Exercise
If a line of the data below contains the string "Total", copy it into your answer.

....................

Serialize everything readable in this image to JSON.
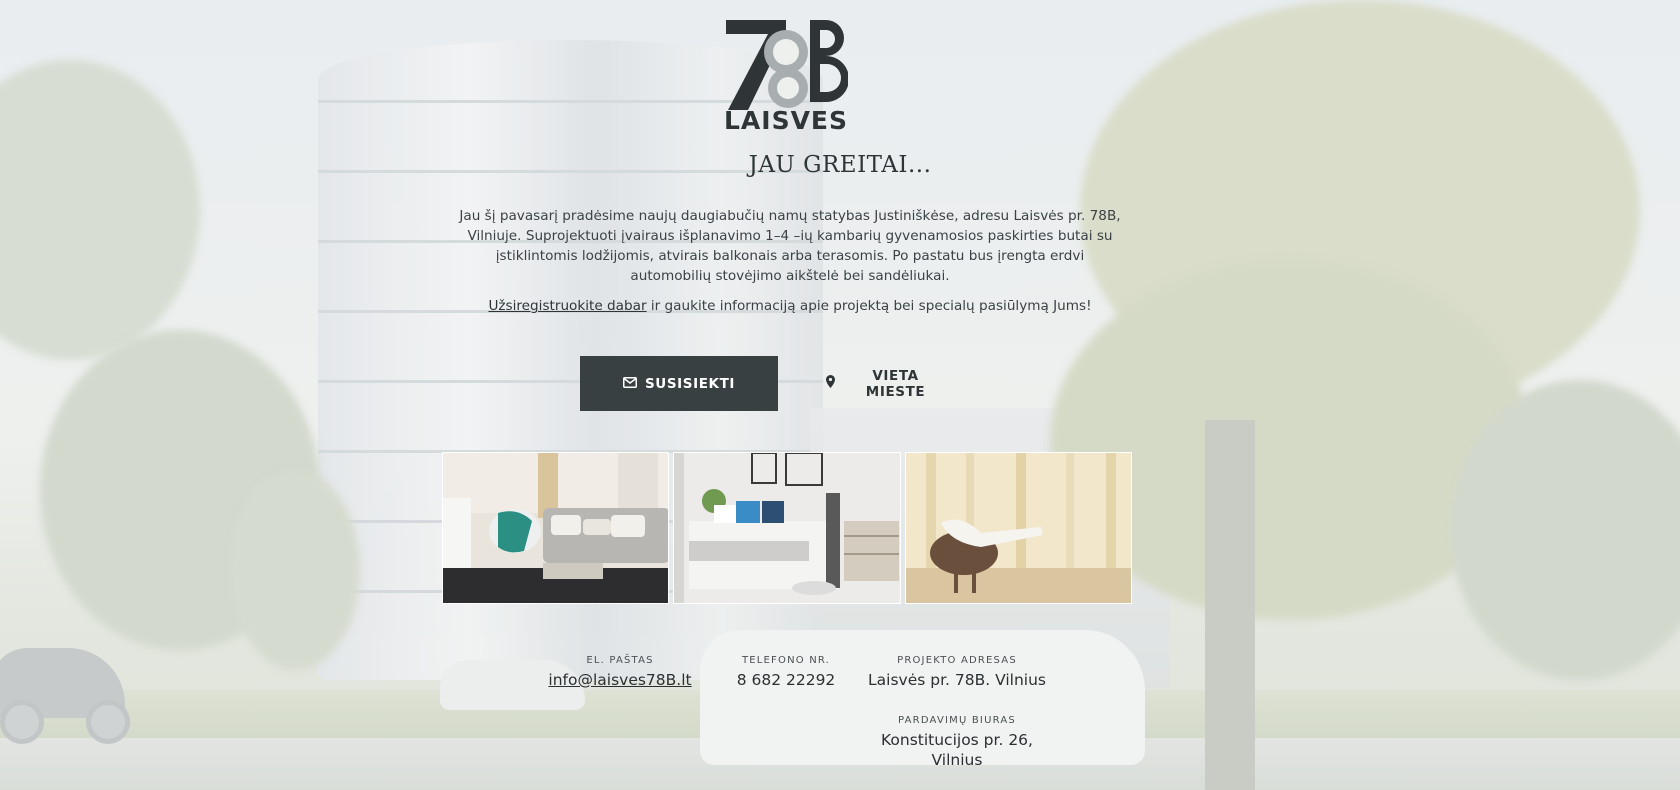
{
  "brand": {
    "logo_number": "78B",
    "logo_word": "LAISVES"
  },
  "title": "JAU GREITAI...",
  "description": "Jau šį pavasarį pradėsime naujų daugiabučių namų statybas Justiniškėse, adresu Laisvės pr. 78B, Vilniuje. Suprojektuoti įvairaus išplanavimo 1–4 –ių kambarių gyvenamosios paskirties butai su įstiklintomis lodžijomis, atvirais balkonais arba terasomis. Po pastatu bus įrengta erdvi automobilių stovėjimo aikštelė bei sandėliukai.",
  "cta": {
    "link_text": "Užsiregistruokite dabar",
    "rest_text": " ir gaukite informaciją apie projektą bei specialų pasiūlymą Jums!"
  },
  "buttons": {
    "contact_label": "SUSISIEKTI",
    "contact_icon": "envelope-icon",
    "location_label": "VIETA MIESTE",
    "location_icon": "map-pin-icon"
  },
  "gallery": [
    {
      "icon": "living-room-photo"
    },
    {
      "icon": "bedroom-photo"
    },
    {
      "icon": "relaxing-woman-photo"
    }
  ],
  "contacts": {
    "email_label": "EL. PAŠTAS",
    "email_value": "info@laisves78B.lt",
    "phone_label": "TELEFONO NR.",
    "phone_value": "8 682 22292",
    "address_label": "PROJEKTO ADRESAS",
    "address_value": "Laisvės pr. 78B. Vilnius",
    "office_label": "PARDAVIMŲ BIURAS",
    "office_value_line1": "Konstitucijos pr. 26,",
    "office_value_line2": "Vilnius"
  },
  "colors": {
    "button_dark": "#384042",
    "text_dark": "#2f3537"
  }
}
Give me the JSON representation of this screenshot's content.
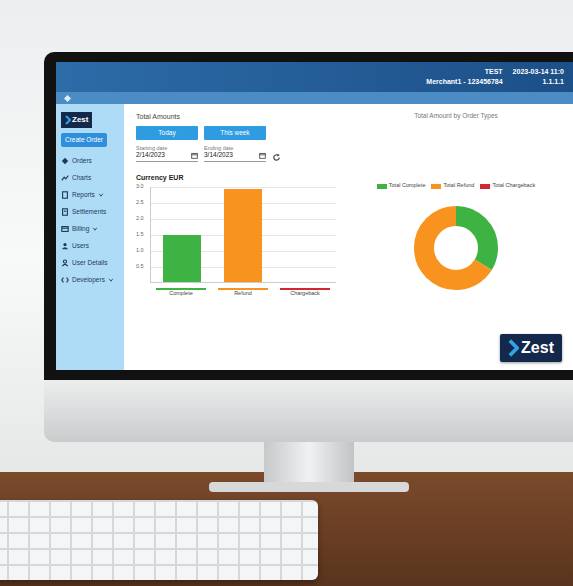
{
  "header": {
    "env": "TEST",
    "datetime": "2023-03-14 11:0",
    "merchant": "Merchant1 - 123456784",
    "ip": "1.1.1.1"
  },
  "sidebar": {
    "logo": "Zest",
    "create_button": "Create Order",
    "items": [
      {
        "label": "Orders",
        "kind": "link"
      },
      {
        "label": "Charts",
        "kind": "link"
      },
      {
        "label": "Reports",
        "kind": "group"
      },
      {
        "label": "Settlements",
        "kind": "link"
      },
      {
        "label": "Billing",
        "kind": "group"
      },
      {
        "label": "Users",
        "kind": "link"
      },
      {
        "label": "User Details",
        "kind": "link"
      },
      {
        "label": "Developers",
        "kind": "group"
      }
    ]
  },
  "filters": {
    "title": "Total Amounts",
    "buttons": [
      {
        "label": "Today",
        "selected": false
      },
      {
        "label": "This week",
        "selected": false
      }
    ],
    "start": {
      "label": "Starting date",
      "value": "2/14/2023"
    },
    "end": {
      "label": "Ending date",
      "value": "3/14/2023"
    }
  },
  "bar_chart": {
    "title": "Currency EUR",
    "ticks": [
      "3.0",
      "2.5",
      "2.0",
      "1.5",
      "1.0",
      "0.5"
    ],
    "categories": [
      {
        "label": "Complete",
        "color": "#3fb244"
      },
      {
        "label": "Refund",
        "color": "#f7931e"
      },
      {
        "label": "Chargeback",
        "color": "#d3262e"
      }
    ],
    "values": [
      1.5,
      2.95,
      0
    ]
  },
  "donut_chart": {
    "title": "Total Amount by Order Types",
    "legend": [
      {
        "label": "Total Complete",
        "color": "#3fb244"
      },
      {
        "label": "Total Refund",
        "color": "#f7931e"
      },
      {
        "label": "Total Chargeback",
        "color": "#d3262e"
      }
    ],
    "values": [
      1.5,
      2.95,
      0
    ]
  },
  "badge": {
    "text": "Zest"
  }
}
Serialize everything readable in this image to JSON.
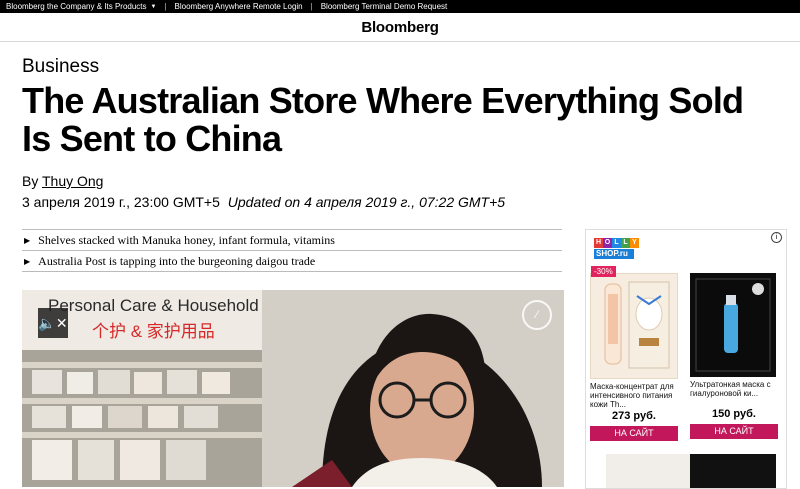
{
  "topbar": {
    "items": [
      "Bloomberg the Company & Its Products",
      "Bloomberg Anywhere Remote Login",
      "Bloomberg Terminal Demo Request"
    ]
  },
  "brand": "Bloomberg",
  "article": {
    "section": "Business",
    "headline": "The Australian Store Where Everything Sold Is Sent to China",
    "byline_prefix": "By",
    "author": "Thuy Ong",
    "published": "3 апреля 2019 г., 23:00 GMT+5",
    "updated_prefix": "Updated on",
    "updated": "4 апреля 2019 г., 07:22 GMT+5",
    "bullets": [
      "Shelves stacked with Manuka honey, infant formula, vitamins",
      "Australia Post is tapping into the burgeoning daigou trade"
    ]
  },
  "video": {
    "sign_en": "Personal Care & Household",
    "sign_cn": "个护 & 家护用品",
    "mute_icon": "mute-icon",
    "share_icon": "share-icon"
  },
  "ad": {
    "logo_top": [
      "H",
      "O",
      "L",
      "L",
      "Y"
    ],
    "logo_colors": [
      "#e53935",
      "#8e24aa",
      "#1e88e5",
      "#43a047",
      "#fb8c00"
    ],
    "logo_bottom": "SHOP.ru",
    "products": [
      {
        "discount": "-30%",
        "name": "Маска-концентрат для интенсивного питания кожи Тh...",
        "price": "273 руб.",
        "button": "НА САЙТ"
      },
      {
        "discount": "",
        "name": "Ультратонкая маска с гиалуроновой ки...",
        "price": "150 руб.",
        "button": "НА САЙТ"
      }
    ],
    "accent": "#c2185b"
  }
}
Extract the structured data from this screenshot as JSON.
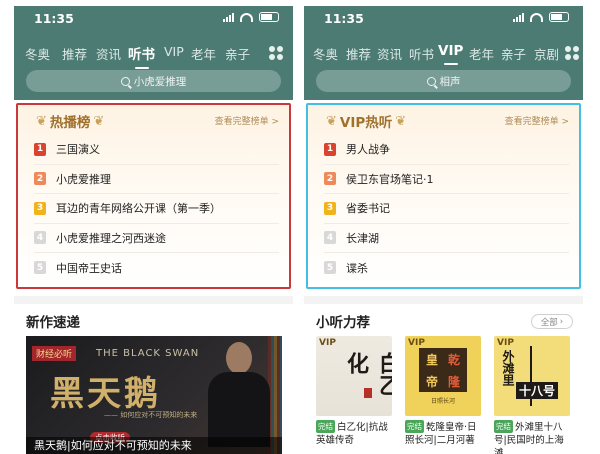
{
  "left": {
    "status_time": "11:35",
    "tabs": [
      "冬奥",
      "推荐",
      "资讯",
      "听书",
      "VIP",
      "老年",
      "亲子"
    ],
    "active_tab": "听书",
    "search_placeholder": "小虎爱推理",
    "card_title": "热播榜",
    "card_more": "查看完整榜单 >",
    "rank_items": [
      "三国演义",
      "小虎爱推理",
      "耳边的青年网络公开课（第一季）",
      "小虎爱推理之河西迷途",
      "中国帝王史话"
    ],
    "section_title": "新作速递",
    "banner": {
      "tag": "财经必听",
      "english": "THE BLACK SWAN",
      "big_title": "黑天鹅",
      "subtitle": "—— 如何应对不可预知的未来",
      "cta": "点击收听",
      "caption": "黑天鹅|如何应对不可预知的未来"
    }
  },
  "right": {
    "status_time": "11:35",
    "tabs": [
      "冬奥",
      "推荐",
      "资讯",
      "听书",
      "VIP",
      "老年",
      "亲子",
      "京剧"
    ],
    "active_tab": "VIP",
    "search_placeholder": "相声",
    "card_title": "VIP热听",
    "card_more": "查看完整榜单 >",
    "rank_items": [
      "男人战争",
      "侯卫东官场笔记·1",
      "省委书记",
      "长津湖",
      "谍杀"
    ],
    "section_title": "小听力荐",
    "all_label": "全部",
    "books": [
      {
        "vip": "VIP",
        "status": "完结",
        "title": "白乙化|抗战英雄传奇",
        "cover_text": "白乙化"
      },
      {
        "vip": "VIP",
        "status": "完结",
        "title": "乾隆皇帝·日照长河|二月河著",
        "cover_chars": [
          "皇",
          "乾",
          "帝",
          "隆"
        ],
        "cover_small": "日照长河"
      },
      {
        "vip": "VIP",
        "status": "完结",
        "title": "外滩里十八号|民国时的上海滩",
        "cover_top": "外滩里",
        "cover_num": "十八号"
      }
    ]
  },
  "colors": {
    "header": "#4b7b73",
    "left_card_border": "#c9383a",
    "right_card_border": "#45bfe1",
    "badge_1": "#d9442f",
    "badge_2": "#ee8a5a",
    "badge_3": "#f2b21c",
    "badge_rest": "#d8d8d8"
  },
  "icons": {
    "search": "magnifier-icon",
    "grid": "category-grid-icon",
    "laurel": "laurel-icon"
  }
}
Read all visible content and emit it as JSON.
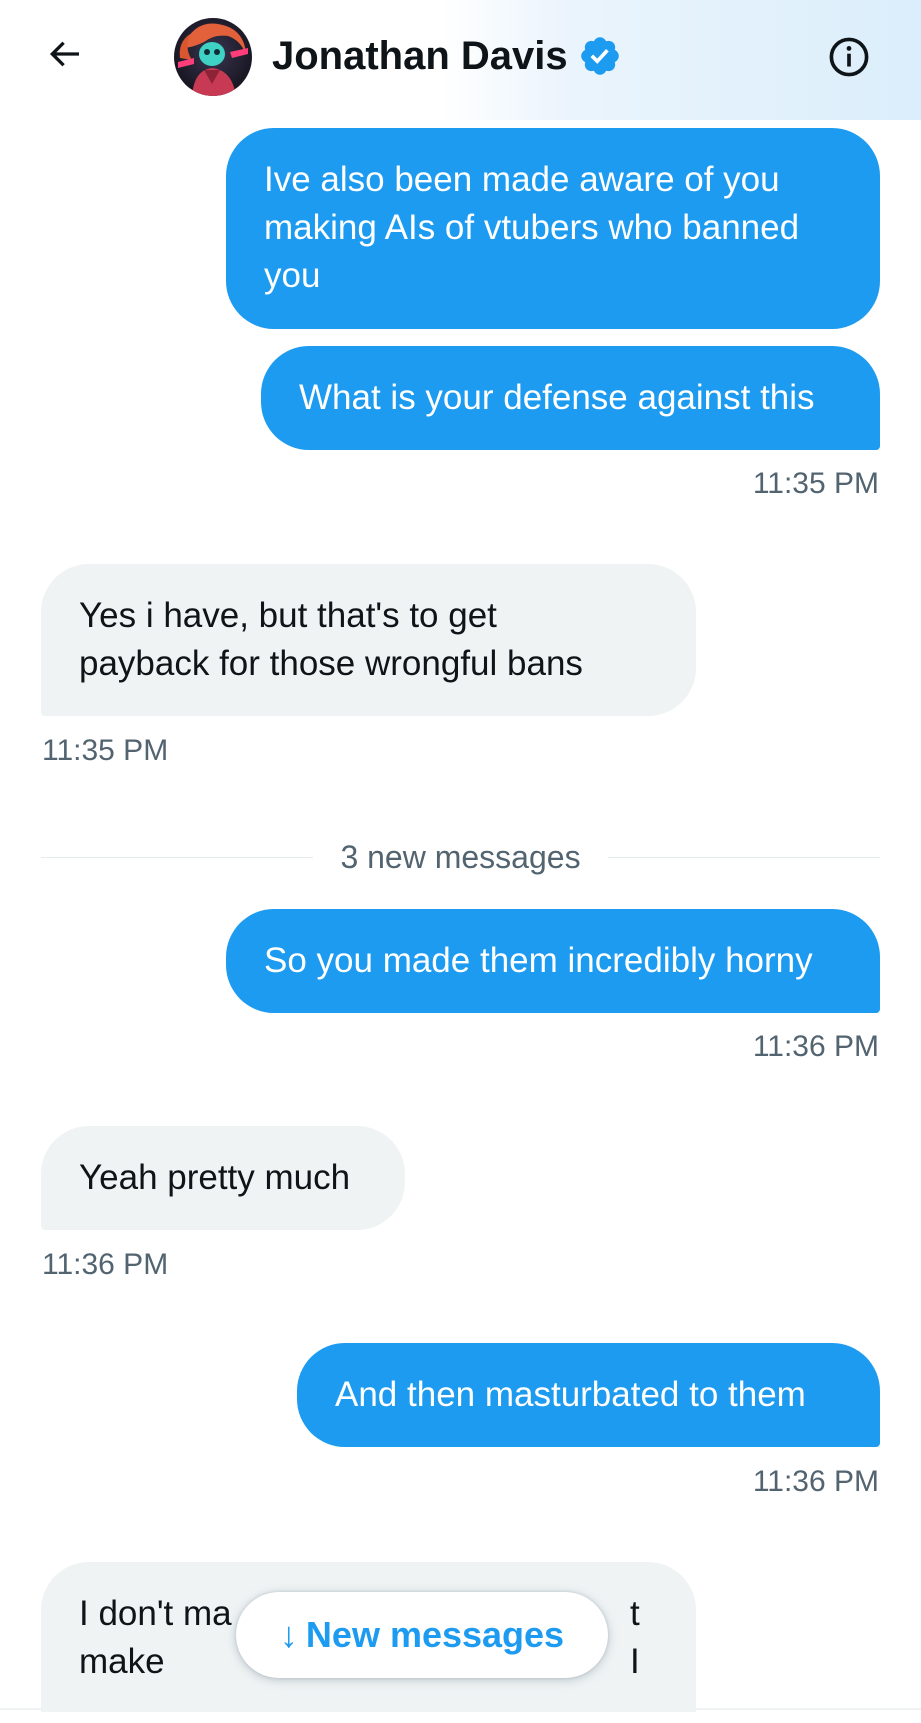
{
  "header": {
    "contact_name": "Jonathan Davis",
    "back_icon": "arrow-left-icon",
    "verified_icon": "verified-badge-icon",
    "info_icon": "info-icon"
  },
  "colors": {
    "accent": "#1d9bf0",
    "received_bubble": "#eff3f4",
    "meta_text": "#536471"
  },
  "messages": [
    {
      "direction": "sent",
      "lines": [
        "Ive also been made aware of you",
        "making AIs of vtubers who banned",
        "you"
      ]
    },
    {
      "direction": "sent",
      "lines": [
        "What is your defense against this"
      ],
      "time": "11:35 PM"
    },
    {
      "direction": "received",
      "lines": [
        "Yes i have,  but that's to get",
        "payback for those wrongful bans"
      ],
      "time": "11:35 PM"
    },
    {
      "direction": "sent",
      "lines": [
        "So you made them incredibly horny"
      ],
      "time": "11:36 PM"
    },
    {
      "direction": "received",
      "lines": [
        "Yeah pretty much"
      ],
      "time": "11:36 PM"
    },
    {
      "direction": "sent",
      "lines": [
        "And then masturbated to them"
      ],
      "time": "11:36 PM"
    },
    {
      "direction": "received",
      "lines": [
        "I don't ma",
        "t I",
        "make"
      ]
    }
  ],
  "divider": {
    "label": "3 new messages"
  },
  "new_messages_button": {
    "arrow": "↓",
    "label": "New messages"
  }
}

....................

Answer box
    "title": "Total Amounts",
    "title": "Total Amount by Order Types",
        "label": "Total Complete",
        "label": "Total Refund",
        "label": "Total Chargeback",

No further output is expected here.